The Development of Identity in Adolescents
The development of a strong, and stable sense of self, the understanding of gender identity and sexuality is widely considered to be one of the central tasks of adolescence. Parental support and provision of structure are linked to positive outcomes in adolescents' identity development as well as a positive understanding of gender, sex and sexual identity.
When parents monitor their adolescents' behaviour, it serves as an induction into the norms of society through teaching appropriate conformity. Because parents socialise their children through the establishment of rules and communication patterns in the family, the degree and quality of parental control have a significant impact on adolescent development. A parent-adolescent relationship is healthy when parents provide structure with enough flexibility that adolescents can securely engage in identity exploration. In-turn adolescents reciprocate by establishing autonomy without sacrificing relatedness. Furthermore, the parental environment of an adolescent also shapes their understanding of gender and sexuality.
Gender relates to the performance of roles, identities, and ideas surrounding masculine, feminine, or neutral traits. More often than not, we link gender to both outward behaviours and internal ideas about ourselves. Gender also blossoms outward into other areas of our lives and is often used as a measure for sexual desire, behaviour, and societal roles. It is through a process called gender socialisation, adolescents learn about the social expectations, attitudes and behaviours that typically fall within the two genders — boys or girls as part of the outdated binary gender system.
This process of gender socialisation is usually enabled in the parental environment of the adolescent. According to past research conducted by Hill and Lynch in 1983, parents tend to have gender-stereotypical expectations for their children. They encourage gender-stereotyped behaviours and discourage cross-gender-stereotyped behaviours. This leads to Gender intensification, which is an increased pressure for adolescents to conform to culturally sanctioned gender roles. The potential influence of parental gender-role modelling has also been implicated in studies of children raised by same-sex parents.
Furthermore, children raised by same-gender parents are less likely to exhibit certain binary-gendered stereotypes as compared to children raised in two-parent heterosexual families. However, when same-gender parents divided labour with one parent as the primary caregiver and the other parent as the primary breadwinner, their children were more likely to express stereotyped views about adult roles and occupations. This implies that the parents' sexual orientation, as well as the division of labour in a family, impacts the adolescent's views and understanding of gender identity.
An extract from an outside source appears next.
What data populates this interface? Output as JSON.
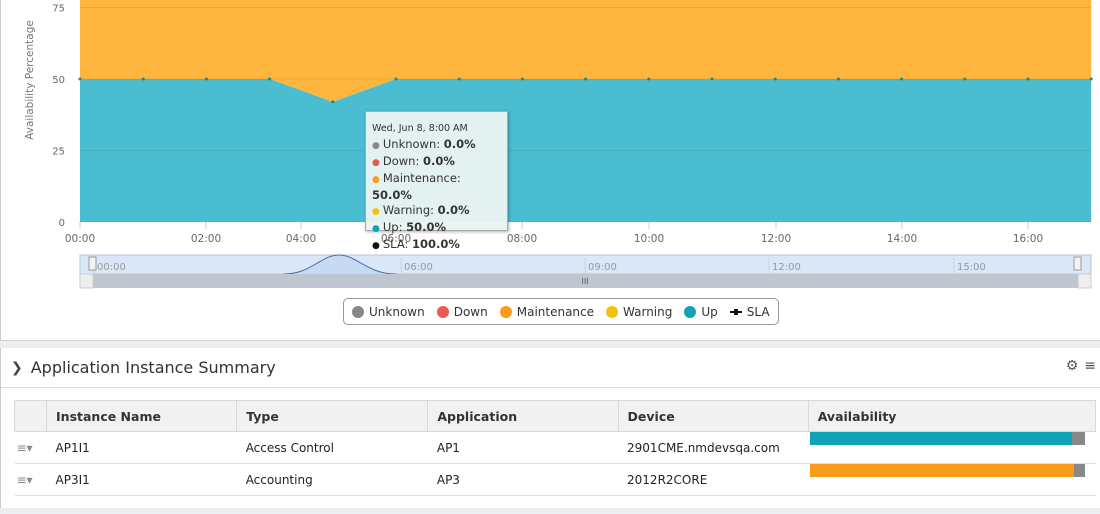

The development of the adolescent's sexual identity should be evaluated and monitored just like the other aspects of the development. However, under existing circumstances, this understanding does not seem to be possible even in many developed countries — as can be seen in the parents' hesitation to answer any questions their child has relating to sexual identity.
Sexual identity is the adolescent's perception and acceptance of his/her/their own body and self in a particular sexuality, and his/her/their organisation of emotions and behaviours according to these. Parents also hinder the secondary source for children to have their questions about sexuality answered, as many schools — private and public avoid seminars about sexuality to avoid angry reactions from disgruntled parents.
Parents are the single largest influence on their adolescents' decisions about sex, and parents underestimate the impact they have on their choices. For most adolescents, the prospect of talking about topics related to sexuality creates anxiety and apprehension, and this may lead to avoidance of discussions. While many parents are coming around to terms with providing factual and mechanical information about sex, they still tend to neglect discussion of emotions, sexual pleasure, and values. This neglect of talking about the positive aspects of sex and sexuality is more or less intentional as parents fear enticing and encouraging experimentation. However, what parents of adolescents do need to understand is that conversations about sexuality can be factual and sex-positive while simultaneously communicating boundaries and values. Adolescents face a significant challenge in their early adolescence. Family and society's attitude, as well as a cultural influence on these changes, during adolescence, plays a significant role in deciding the adolescent's sexual behaviour during adulthood.
While parents must facilitate the development of self-identity, gender identity and sexuality in adolescents, understanding adolescent self and gender identity & sexuality will also help parents to understand the difficulties of their children better. That will help them guide their adolescents in the crossroads of adulthood.